#### Web page and app entries
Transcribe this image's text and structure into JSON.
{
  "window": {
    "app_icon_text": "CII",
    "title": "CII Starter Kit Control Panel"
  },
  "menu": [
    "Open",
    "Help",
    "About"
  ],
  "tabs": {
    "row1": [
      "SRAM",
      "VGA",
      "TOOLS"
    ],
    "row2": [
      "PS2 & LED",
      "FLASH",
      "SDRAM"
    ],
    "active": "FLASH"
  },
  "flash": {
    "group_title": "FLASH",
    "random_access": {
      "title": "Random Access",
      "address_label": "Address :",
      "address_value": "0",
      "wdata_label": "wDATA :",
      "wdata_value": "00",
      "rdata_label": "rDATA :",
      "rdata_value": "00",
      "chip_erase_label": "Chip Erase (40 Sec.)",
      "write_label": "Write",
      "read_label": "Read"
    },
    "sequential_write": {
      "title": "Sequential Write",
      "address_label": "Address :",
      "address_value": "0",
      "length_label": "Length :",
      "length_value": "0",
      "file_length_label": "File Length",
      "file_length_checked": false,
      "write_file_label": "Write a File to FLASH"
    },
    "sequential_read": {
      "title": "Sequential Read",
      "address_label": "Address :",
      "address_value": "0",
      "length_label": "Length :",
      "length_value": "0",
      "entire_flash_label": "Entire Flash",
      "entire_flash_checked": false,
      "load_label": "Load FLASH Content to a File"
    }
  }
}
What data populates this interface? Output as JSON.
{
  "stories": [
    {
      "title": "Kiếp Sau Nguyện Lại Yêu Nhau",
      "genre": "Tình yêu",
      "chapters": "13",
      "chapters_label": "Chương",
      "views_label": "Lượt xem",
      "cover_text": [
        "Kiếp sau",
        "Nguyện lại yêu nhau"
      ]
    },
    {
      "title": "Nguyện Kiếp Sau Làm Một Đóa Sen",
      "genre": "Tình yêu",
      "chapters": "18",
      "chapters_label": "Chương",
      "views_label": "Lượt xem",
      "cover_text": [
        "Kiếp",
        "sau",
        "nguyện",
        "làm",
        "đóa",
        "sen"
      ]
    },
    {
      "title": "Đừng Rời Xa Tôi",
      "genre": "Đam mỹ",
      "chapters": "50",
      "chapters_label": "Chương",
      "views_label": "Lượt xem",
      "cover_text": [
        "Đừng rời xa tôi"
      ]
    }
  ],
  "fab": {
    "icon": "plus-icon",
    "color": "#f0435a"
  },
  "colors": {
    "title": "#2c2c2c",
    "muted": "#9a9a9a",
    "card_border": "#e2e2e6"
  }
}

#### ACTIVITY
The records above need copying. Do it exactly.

#### RESULT FOR THIS EXERCISE
Transcribe this image's text and structure into JSON.
{
  "window": {
    "app_icon_text": "CII",
    "title": "CII Starter Kit Control Panel"
  },
  "menu": [
    "Open",
    "Help",
    "About"
  ],
  "tabs": {
    "row1": [
      "SRAM",
      "VGA",
      "TOOLS"
    ],
    "row2": [
      "PS2 & LED",
      "FLASH",
      "SDRAM"
    ],
    "active": "FLASH"
  },
  "flash": {
    "group_title": "FLASH",
    "random_access": {
      "title": "Random Access",
      "address_label": "Address :",
      "address_value": "0",
      "wdata_label": "wDATA :",
      "wdata_value": "00",
      "rdata_label": "rDATA :",
      "rdata_value": "00",
      "chip_erase_label": "Chip Erase (40 Sec.)",
      "write_label": "Write",
      "read_label": "Read"
    },
    "sequential_write": {
      "title": "Sequential Write",
      "address_label": "Address :",
      "address_value": "0",
      "length_label": "Length :",
      "length_value": "0",
      "file_length_label": "File Length",
      "file_length_checked": false,
      "write_file_label": "Write a File to FLASH"
    },
    "sequential_read": {
      "title": "Sequential Read",
      "address_label": "Address :",
      "address_value": "0",
      "length_label": "Length :",
      "length_value": "0",
      "entire_flash_label": "Entire Flash",
      "entire_flash_checked": false,
      "load_label": "Load FLASH Content to a File"
    }
  }
}
What data populates this interface? Output as JSON.
{
  "stories": [
    {
      "title": "Kiếp Sau Nguyện Lại Yêu Nhau",
      "genre": "Tình yêu",
      "chapters": "13",
      "chapters_label": "Chương",
      "views_label": "Lượt xem",
      "cover_text": [
        "Kiếp sau",
        "Nguyện lại yêu nhau"
      ]
    },
    {
      "title": "Nguyện Kiếp Sau Làm Một Đóa Sen",
      "genre": "Tình yêu",
      "chapters": "18",
      "chapters_label": "Chương",
      "views_label": "Lượt xem",
      "cover_text": [
        "Kiếp",
        "sau",
        "nguyện",
        "làm",
        "đóa",
        "sen"
      ]
    },
    {
      "title": "Đừng Rời Xa Tôi",
      "genre": "Đam mỹ",
      "chapters": "50",
      "chapters_label": "Chương",
      "views_label": "Lượt xem",
      "cover_text": [
        "Đừng rời xa tôi"
      ]
    }
  ],
  "fab": {
    "icon": "plus-icon",
    "color": "#f0435a"
  },
  "colors": {
    "title": "#2c2c2c",
    "muted": "#9a9a9a",
    "card_border": "#e2e2e6"
  }
}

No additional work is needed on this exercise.